And Anne Trubeck suggests that Catcher in the Rye might need to be replaced on high school syllabi with contemporary literature that speaks more to current teens. I know there are more current coming-of-age stories out there, but isn't Catcher what is commonly known as a classic? Has it really lost all its relevance? I pick it up about every 10 years or so (and you don't need to know exactly how many times that's been ;)) and found something to like about it each time.

Maybe I'm just old school, but I can't picture Catcher being replaced by the complete scripts for Freaks and Geeks.

Thursday, September 4, 2008

How to Hire a Readers' Advisory Librarian

Readers' advisor--now, that's a job many people would consider a dream position. Imagine getting paid to read books and recommend them to people. Sign me up now!

Thing is, there's more to it than that. Of course, you can't just read what you like--you have to read what other people might be looking for (and you might hate). Plus you have to advise people, thus the advisory part of the position. Which means working with them, not dictating to them or dumping all over their choices. ("Science fiction? What are you some kind of geek?
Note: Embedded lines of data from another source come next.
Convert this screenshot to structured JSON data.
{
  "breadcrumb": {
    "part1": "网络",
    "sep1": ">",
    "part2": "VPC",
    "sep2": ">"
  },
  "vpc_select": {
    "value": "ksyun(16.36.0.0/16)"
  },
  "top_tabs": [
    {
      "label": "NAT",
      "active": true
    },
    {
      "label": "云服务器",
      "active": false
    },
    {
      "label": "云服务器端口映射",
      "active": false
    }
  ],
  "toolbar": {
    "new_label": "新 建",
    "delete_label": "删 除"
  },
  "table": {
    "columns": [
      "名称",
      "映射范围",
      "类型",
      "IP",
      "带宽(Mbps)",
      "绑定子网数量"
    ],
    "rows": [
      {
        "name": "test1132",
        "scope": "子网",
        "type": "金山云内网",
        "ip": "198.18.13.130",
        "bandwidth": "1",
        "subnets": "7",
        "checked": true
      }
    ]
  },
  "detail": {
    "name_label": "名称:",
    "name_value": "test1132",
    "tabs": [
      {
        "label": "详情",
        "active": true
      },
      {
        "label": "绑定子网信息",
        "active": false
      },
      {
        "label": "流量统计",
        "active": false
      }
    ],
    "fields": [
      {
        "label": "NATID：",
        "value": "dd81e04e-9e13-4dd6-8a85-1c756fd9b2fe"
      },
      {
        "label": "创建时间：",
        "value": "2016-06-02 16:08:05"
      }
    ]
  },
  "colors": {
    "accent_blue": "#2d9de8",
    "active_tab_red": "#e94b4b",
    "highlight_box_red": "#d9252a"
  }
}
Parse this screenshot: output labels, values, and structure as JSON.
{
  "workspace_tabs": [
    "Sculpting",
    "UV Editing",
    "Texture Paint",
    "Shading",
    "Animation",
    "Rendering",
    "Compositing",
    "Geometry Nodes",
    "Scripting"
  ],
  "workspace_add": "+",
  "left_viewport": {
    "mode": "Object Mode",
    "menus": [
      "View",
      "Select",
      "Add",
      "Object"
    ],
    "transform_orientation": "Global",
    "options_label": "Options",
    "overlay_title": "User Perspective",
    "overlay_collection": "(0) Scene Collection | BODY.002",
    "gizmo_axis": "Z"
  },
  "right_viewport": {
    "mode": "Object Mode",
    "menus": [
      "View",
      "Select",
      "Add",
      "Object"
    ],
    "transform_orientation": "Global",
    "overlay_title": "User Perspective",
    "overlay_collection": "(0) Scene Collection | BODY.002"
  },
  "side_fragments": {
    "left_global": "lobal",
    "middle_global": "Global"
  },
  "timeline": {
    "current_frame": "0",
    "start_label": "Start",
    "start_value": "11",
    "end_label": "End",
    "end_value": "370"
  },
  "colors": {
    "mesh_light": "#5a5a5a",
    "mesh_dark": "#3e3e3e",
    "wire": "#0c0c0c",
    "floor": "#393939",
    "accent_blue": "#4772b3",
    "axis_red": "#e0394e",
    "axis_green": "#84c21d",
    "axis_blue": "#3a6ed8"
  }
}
And thrillers? Totally unbelievable and formulaic junk. Now, how about a little Proust . . .")

So, here are one woman's thoughts on how to hire a good readers' advisory librarian. It's not necessarily a job for anyone who enjoys reading.

Monday, September 1, 2008

Peace, Love, The Dream...Singleton 2008 Hippie Art

Peace, Love, The Dream (c) Singleton 2008 SOLD.Tangled in Sunday sheets,I stretched,tossed,let the Sun sprinkle pixie dust in my eyesand woome back to sleep.....Cold, summer sleep...And we we're dancing...heads thrown back in laughter,everyone else wrapped around their partners,swooning,but we were laughing....And it was the Peace, tattered little sticks and strings,woven,matted,braided

The New Curtis Sittenfeld Book

The Reader's Advisor Online notes that the new Curtis Sittenfeld book, AMERICAN WIFE, will be among the new fall releases coming to stores this week (or tomorrow, to be exact).

I happened to notice this review of the book in the NY Times, which caught my eye not only because I read Sittenfeld's last book, PREP, and enjoyed it, but because it included so much discussion of PREP. And I was terribly happy to see that someone other than myself (Joyce Carol Oates, no less) had noticed that Lee Fiora, the protagonist in PREP (contrary to what some of the book's blurbs would have you believe), was not a female version of JD Salinger's Holden Caulfield in any way, shape or form--hell, she was Holden's complete opposite, if she was anything. Holden was an outsider who rejected the prep school "in crowd"--Lee wanted to belong to the "in crowd" so badly, she treated her down-to-earth, Midwestern family like shit when they visited her at one point.

I'm just so glad someone else noticed--and used the opportunity of reviewing the author's next book to point this out.

Pageviews Last 30 Days